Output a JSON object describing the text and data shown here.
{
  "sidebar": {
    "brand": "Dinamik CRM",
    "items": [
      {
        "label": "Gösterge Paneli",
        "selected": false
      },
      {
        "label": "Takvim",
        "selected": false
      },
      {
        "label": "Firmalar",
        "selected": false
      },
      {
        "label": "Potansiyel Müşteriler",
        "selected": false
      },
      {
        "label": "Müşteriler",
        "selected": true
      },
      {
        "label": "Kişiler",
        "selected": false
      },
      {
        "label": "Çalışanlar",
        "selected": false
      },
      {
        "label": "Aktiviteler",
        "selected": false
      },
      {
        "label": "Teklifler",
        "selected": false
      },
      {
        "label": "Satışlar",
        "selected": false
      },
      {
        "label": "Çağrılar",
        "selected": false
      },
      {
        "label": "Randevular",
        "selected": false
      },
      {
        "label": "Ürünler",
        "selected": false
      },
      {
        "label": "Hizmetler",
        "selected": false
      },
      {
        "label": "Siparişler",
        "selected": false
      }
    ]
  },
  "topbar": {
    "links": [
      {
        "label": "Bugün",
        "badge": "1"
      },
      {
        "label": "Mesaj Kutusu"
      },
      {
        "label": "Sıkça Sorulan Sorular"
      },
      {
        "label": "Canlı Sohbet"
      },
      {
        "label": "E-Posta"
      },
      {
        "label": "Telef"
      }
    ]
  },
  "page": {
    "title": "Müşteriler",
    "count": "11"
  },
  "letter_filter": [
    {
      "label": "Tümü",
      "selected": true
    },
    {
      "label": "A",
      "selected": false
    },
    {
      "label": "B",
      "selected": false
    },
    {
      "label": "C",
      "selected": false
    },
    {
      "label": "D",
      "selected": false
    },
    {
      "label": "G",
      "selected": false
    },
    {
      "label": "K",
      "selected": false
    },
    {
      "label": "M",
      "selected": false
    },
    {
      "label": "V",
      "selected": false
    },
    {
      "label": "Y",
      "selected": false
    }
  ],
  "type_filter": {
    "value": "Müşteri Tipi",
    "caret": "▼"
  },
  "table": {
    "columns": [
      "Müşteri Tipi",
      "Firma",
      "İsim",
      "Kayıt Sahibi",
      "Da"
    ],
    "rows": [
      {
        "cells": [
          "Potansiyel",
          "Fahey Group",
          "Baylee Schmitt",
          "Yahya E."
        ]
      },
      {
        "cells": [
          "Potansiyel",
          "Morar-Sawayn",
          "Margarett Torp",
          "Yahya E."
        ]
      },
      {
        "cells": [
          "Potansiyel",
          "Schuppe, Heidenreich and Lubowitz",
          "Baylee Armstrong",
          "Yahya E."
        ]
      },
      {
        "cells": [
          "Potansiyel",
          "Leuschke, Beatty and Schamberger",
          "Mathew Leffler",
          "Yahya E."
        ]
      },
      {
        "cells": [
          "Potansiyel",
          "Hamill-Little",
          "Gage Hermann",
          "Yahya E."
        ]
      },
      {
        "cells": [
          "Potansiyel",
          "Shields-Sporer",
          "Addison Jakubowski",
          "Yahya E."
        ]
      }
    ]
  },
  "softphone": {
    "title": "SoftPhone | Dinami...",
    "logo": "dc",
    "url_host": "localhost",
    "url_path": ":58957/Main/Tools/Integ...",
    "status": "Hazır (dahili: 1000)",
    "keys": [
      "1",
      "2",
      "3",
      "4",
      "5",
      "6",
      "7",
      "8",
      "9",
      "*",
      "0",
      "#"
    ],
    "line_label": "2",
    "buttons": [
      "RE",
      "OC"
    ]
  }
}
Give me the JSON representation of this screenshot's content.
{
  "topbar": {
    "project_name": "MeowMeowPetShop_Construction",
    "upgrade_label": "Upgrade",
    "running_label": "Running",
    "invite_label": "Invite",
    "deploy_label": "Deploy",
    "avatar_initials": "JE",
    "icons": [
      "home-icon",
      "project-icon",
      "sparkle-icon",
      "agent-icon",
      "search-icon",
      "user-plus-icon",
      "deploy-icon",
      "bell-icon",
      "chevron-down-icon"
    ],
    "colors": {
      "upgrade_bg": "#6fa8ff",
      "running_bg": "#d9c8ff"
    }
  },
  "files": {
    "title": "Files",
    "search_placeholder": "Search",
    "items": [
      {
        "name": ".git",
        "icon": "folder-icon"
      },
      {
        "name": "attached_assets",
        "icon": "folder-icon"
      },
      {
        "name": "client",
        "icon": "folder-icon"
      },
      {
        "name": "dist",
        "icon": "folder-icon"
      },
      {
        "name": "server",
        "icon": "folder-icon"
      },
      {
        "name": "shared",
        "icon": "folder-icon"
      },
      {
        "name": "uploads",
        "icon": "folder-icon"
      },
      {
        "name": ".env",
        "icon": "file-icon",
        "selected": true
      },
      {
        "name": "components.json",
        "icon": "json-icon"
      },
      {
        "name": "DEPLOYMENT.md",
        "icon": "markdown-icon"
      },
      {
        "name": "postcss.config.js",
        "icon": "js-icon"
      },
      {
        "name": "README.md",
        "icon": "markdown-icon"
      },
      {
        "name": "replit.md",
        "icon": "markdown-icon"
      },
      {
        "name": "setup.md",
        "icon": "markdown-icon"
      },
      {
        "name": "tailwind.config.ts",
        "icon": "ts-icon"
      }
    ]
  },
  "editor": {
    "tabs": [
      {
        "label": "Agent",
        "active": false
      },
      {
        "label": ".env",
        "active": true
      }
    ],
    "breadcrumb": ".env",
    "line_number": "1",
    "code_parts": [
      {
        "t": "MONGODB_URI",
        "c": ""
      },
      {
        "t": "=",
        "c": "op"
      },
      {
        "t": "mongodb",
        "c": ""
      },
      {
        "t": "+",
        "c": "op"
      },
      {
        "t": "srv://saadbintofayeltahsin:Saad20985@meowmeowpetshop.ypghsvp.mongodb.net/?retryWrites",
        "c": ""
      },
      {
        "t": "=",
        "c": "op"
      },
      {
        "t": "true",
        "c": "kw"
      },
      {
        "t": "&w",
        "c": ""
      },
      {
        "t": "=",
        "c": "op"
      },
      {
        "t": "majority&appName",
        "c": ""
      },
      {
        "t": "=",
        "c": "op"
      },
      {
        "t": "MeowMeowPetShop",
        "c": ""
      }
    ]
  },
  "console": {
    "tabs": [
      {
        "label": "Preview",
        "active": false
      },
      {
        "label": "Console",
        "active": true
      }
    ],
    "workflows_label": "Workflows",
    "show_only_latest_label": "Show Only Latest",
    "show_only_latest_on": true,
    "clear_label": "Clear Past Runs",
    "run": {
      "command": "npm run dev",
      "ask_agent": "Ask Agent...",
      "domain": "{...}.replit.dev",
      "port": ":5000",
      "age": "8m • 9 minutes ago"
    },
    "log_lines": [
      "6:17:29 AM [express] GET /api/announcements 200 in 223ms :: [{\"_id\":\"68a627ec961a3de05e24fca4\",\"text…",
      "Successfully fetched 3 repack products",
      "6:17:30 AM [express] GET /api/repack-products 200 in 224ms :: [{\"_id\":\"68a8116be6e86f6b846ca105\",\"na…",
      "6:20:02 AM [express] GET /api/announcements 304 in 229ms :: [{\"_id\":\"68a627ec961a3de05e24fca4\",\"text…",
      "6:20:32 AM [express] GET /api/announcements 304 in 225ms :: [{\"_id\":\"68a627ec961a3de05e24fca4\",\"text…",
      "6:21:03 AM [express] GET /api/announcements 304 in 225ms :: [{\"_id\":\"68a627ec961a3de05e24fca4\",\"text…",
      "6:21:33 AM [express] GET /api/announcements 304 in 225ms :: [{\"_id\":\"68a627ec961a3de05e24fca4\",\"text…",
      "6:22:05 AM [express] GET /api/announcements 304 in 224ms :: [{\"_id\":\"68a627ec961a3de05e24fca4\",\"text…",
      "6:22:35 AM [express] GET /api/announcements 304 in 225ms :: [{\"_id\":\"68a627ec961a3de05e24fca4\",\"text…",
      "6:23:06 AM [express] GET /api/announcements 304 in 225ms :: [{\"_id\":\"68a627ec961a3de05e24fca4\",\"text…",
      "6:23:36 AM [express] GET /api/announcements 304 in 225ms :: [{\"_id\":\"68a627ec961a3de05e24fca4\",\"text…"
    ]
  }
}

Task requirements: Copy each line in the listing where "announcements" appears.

Problem solution:
      "6:17:29 AM [express] GET /api/announcements 200 in 223ms :: [{\"_id\":\"68a627ec961a3de05e24fca4\",\"text…",
      "6:20:02 AM [express] GET /api/announcements 304 in 229ms :: [{\"_id\":\"68a627ec961a3de05e24fca4\",\"text…",
      "6:20:32 AM [express] GET /api/announcements 304 in 225ms :: [{\"_id\":\"68a627ec961a3de05e24fca4\",\"text…",
      "6:21:03 AM [express] GET /api/announcements 304 in 225ms :: [{\"_id\":\"68a627ec961a3de05e24fca4\",\"text…",
      "6:21:33 AM [express] GET /api/announcements 304 in 225ms :: [{\"_id\":\"68a627ec961a3de05e24fca4\",\"text…",
      "6:22:05 AM [express] GET /api/announcements 304 in 224ms :: [{\"_id\":\"68a627ec961a3de05e24fca4\",\"text…",
      "6:22:35 AM [express] GET /api/announcements 304 in 225ms :: [{\"_id\":\"68a627ec961a3de05e24fca4\",\"text…",
      "6:23:06 AM [express] GET /api/announcements 304 in 225ms :: [{\"_id\":\"68a627ec961a3de05e24fca4\",\"text…",
      "6:23:36 AM [express] GET /api/announcements 304 in 225ms :: [{\"_id\":\"68a627ec961a3de05e24fca4\",\"text…"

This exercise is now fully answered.